# PROBLEM STATEMENT
Search through the entries for the word "Yasminview" and copy every line that has it.

Data about app and page elements
*** Block opens ***

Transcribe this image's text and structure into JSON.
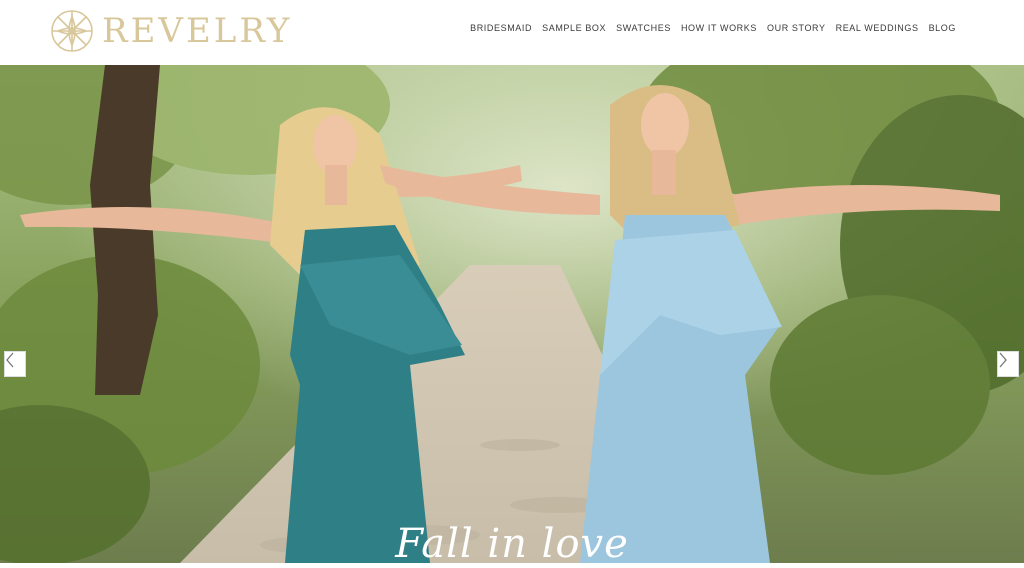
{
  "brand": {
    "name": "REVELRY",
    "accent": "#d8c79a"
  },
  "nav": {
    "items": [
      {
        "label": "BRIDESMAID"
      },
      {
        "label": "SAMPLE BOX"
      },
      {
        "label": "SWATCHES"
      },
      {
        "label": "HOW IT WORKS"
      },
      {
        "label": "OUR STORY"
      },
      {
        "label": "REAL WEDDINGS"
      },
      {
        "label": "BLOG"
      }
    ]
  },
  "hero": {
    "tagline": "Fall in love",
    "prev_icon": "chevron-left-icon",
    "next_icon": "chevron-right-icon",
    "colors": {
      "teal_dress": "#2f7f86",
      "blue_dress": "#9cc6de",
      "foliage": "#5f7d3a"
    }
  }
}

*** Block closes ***
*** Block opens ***

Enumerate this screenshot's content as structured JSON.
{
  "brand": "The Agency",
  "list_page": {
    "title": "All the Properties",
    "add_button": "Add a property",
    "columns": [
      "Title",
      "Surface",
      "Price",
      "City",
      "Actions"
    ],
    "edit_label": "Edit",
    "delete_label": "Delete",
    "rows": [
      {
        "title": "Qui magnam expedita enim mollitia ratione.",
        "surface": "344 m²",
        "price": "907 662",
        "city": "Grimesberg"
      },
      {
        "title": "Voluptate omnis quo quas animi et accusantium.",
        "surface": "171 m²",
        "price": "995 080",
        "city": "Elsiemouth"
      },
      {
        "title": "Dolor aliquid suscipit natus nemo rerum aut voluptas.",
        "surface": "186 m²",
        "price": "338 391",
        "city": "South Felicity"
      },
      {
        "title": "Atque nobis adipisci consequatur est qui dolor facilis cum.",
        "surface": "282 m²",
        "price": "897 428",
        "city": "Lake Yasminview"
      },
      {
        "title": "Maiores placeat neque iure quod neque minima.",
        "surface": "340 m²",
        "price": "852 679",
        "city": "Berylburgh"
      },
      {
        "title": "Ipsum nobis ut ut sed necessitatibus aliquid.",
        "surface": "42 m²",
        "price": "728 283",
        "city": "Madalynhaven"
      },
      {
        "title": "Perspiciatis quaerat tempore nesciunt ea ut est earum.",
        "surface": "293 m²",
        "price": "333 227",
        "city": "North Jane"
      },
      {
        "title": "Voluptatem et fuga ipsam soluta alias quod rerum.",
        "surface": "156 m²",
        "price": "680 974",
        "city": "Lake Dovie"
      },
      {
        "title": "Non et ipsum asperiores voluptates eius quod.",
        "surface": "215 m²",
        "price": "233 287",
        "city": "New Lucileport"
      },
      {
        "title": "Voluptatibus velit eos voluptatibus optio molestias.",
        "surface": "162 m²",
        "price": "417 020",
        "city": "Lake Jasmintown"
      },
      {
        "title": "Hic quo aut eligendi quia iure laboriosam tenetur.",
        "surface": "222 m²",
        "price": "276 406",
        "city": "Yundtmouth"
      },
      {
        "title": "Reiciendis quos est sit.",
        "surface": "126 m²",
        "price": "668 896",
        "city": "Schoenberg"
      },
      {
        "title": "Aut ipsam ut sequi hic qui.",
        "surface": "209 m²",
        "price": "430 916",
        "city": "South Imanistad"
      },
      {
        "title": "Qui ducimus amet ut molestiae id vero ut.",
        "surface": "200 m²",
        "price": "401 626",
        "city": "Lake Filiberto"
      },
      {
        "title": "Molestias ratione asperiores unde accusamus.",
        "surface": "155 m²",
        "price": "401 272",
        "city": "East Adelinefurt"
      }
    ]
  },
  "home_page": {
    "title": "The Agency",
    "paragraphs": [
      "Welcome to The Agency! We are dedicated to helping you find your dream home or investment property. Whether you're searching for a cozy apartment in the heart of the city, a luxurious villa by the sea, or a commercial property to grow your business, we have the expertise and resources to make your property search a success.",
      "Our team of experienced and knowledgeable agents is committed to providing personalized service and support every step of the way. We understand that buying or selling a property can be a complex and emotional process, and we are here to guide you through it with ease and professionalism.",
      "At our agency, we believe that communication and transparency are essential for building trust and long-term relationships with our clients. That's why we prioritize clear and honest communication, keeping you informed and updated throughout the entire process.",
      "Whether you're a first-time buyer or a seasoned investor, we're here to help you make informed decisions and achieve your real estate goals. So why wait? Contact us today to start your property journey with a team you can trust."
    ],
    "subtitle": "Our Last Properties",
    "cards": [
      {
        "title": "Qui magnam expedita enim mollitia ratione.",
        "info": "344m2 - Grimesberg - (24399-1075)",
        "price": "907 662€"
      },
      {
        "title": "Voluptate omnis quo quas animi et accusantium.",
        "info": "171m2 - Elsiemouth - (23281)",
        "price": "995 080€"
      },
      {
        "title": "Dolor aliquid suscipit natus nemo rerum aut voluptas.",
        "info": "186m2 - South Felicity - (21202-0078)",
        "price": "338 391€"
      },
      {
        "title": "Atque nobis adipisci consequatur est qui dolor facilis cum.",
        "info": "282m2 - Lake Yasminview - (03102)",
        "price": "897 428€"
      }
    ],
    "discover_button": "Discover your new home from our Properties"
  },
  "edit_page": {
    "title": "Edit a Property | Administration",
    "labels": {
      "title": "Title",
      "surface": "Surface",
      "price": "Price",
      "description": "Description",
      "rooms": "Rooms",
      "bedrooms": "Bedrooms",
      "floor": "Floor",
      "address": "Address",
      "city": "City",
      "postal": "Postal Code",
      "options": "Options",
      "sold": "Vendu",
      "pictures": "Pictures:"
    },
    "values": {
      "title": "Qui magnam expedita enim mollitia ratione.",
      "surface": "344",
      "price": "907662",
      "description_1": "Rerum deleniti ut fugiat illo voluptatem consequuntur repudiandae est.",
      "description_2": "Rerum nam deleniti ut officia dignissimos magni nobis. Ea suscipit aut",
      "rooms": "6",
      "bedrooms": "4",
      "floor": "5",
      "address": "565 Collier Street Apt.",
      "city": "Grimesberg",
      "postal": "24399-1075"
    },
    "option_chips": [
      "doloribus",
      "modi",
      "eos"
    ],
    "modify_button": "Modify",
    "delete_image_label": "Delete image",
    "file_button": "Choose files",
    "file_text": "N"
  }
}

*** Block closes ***

# OUTPUT FOR THIS EXERCISE
        "city": "Lake Yasminview"
        "info": "282m2 - Lake Yasminview - (03102)",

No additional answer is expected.